DIRECTIONS
Would you write out the data below exactly, with every line intact?

BEGIN DATA TO PROCESS

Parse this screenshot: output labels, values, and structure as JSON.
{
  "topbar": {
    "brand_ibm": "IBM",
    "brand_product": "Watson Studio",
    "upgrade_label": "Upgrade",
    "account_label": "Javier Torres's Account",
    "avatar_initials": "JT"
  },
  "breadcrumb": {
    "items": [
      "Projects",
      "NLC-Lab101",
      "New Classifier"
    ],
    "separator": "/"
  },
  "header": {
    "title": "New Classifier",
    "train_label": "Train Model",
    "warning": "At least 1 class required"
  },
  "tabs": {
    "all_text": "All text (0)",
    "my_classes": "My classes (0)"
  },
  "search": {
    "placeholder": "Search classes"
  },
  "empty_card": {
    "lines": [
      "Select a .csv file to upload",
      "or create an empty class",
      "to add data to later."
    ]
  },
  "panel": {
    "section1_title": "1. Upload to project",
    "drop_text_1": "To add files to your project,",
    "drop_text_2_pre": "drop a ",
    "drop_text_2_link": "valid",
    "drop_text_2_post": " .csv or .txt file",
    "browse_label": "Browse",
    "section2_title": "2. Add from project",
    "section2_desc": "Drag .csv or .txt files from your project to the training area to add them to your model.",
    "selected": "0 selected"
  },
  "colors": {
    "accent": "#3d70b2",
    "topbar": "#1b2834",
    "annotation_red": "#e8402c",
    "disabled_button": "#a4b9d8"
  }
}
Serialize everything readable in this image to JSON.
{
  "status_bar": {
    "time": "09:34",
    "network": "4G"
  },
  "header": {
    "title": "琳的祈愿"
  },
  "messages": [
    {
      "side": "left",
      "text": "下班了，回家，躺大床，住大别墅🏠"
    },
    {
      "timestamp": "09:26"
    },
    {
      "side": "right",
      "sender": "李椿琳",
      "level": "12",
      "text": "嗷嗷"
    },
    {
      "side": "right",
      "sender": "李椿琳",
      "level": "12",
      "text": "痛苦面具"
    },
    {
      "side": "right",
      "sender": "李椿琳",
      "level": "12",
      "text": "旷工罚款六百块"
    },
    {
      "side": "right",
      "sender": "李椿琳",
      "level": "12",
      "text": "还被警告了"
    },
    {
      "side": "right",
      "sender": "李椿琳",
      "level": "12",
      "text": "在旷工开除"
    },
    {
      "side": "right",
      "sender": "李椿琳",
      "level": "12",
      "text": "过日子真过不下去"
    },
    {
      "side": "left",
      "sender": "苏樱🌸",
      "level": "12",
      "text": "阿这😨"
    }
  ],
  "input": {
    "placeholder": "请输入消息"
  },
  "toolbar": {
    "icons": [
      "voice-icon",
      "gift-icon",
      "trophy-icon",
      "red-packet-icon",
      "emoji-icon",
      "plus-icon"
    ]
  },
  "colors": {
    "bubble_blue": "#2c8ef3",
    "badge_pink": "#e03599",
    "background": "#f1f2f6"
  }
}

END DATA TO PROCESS

EXERCISE RESPONSE
Parse this screenshot: output labels, values, and structure as JSON.
{
  "topbar": {
    "brand_ibm": "IBM",
    "brand_product": "Watson Studio",
    "upgrade_label": "Upgrade",
    "account_label": "Javier Torres's Account",
    "avatar_initials": "JT"
  },
  "breadcrumb": {
    "items": [
      "Projects",
      "NLC-Lab101",
      "New Classifier"
    ],
    "separator": "/"
  },
  "header": {
    "title": "New Classifier",
    "train_label": "Train Model",
    "warning": "At least 1 class required"
  },
  "tabs": {
    "all_text": "All text (0)",
    "my_classes": "My classes (0)"
  },
  "search": {
    "placeholder": "Search classes"
  },
  "empty_card": {
    "lines": [
      "Select a .csv file to upload",
      "or create an empty class",
      "to add data to later."
    ]
  },
  "panel": {
    "section1_title": "1. Upload to project",
    "drop_text_1": "To add files to your project,",
    "drop_text_2_pre": "drop a ",
    "drop_text_2_link": "valid",
    "drop_text_2_post": " .csv or .txt file",
    "browse_label": "Browse",
    "section2_title": "2. Add from project",
    "section2_desc": "Drag .csv or .txt files from your project to the training area to add them to your model.",
    "selected": "0 selected"
  },
  "colors": {
    "accent": "#3d70b2",
    "topbar": "#1b2834",
    "annotation_red": "#e8402c",
    "disabled_button": "#a4b9d8"
  }
}
Serialize everything readable in this image to JSON.
{
  "status_bar": {
    "time": "09:34",
    "network": "4G"
  },
  "header": {
    "title": "琳的祈愿"
  },
  "messages": [
    {
      "side": "left",
      "text": "下班了，回家，躺大床，住大别墅🏠"
    },
    {
      "timestamp": "09:26"
    },
    {
      "side": "right",
      "sender": "李椿琳",
      "level": "12",
      "text": "嗷嗷"
    },
    {
      "side": "right",
      "sender": "李椿琳",
      "level": "12",
      "text": "痛苦面具"
    },
    {
      "side": "right",
      "sender": "李椿琳",
      "level": "12",
      "text": "旷工罚款六百块"
    },
    {
      "side": "right",
      "sender": "李椿琳",
      "level": "12",
      "text": "还被警告了"
    },
    {
      "side": "right",
      "sender": "李椿琳",
      "level": "12",
      "text": "在旷工开除"
    },
    {
      "side": "right",
      "sender": "李椿琳",
      "level": "12",
      "text": "过日子真过不下去"
    },
    {
      "side": "left",
      "sender": "苏樱🌸",
      "level": "12",
      "text": "阿这😨"
    }
  ],
  "input": {
    "placeholder": "请输入消息"
  },
  "toolbar": {
    "icons": [
      "voice-icon",
      "gift-icon",
      "trophy-icon",
      "red-packet-icon",
      "emoji-icon",
      "plus-icon"
    ]
  },
  "colors": {
    "bubble_blue": "#2c8ef3",
    "badge_pink": "#e03599",
    "background": "#f1f2f6"
  }
}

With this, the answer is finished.